Afterward, Sgt. Hunt introduced me to General Westmoreland, and I had dinner with him and the Congressional Medal winners. Later I was offered a full scholarship to West Point. I didn’t refuse the scholarship outright but I let them know that a military career wasn’t where I saw myself going. As overjoyed as I felt to be offered such a scholarship, I wasn’t really tempted. The scholarship would have obligated me to spend four years in military service after I finished college, precluding my chances to go on to medical school. I knew my direction – I wanted to be a doctor, and nothing would divert me or stand in the way.

On Twitter, Dave Weigel likewise pointed out that as recently as three months ago, Carson was explicit that he had no intention of actually applying to West Point:

Bill, that is true. I was the highest ROTC member in Detroit and was thrilled to get an offer from West Point. But I knew medicine is what I wanted to do. So I applied to only one school. (it was all the money I had). I applied to Yale and thank God they accepted me. I often wonder what might have happened if they said no.
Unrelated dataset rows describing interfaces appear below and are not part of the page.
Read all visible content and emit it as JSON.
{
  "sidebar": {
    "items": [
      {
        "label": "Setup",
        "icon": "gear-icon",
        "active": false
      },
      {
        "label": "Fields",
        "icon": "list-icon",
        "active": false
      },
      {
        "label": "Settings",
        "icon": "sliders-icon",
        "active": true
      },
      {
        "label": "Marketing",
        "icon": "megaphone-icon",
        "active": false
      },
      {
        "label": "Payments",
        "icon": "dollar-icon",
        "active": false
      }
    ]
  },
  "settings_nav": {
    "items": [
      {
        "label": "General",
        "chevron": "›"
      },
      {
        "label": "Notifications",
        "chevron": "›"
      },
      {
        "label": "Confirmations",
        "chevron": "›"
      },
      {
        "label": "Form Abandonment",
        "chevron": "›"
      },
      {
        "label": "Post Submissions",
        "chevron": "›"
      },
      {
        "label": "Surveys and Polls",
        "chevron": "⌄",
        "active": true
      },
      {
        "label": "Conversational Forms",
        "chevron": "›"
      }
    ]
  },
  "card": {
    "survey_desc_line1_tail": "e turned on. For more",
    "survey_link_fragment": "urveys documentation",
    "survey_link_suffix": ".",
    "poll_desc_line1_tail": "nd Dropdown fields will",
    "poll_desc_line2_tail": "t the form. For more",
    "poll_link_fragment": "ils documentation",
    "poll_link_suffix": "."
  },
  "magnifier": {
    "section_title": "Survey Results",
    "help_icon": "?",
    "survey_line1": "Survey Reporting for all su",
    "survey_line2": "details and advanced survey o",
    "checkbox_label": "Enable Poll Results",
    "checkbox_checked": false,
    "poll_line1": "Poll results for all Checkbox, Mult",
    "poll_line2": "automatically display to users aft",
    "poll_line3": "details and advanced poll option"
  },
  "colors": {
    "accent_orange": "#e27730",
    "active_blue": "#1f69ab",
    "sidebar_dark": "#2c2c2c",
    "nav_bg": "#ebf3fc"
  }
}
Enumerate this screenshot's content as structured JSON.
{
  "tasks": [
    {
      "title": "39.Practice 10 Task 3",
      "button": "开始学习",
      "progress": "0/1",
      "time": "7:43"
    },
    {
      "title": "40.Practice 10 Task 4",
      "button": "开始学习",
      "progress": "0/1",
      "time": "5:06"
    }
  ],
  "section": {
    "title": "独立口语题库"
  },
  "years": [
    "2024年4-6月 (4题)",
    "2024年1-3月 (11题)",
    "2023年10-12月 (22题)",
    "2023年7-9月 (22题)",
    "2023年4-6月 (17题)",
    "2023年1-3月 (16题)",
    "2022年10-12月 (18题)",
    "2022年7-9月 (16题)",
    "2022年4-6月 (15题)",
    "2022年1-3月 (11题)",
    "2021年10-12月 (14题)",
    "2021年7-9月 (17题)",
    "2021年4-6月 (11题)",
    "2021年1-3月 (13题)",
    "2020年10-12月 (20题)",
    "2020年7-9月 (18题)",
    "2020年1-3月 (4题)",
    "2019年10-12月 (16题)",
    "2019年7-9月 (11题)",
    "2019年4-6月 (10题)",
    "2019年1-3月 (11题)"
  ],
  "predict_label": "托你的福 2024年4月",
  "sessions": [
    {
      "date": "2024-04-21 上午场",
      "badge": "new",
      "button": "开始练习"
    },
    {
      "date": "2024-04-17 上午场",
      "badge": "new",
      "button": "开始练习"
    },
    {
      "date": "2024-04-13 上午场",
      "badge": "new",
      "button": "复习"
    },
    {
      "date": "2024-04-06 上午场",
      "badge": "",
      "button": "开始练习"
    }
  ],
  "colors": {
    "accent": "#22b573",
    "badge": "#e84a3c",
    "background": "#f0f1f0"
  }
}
It’s awfully difficult for the Carson campaign to have admitted to fabricating a story about being accepted to West Point when neither Carson nor the campaign has ever claimed that he was accepted to West Point.

Of course, there is an error in what Carson said, which is that he was offered a full scholarship. We know this because there is no such thing as a full scholarship to go to West Point, because it is free to attend West Point if you are accepted. Room, board, and everything. Now, maybe the idiot who wrote this Politico article has never attempted to remember anything that happened to him 40 years ago, but it’s fairly easy to surmise what happened here. A young Ben Carson met with Westmoreland, they talked about West Point, and Westmoreland (or whoever) told him that if he wanted to come to West Point and he got in, he could get in for free – tuition, room and board!

I don’t know if it was just explained to him at age 17 that everyone who came to West point got that treatment or if his mind just conflated it over time into a “full scholarship” that he specifically got offered, but it seems like a pretty honest mistake, and an easy one for the memory to make over the course of four decades. Clearly, at the time he re-told it to whoever wrote his book, he didn’t actually remember that everyone who goes to West Point goes there for free, or he would never have allowed the claim to be in his book, since it obviously disproves his point. In other words, on its face this was a case of “forgetting” not “fabricating.”

However, at no point did the campaign or Carson ever claim that he was actually accepted into West Point, which is what Politico claims the campaign admitted to fabricating.

Not surprisingly, the Carson campaign is flat out challenging the assertion that they ever conceded to fabricating anything to Politico (and given the fact that they never said the thing in question, it is doubtless true that they never fabricated it). Many people will give the benefit of the doubt to the media over that of a campaign in a situation like this, but given the facts that we have now, Politico is simply not entitled to that benefit.

It may yet be revealed that Carson stretched the truth about this or other stories – about stabbing or almost stabbing a friend, about whether he met Westmoreland or under what circumstances – I do not know. But what I do know is that what Politico has reported thus far is a blatant lie, and has actually done a pretty good job of inoculating Carson against further allegations of this sort via their sloppy reporting.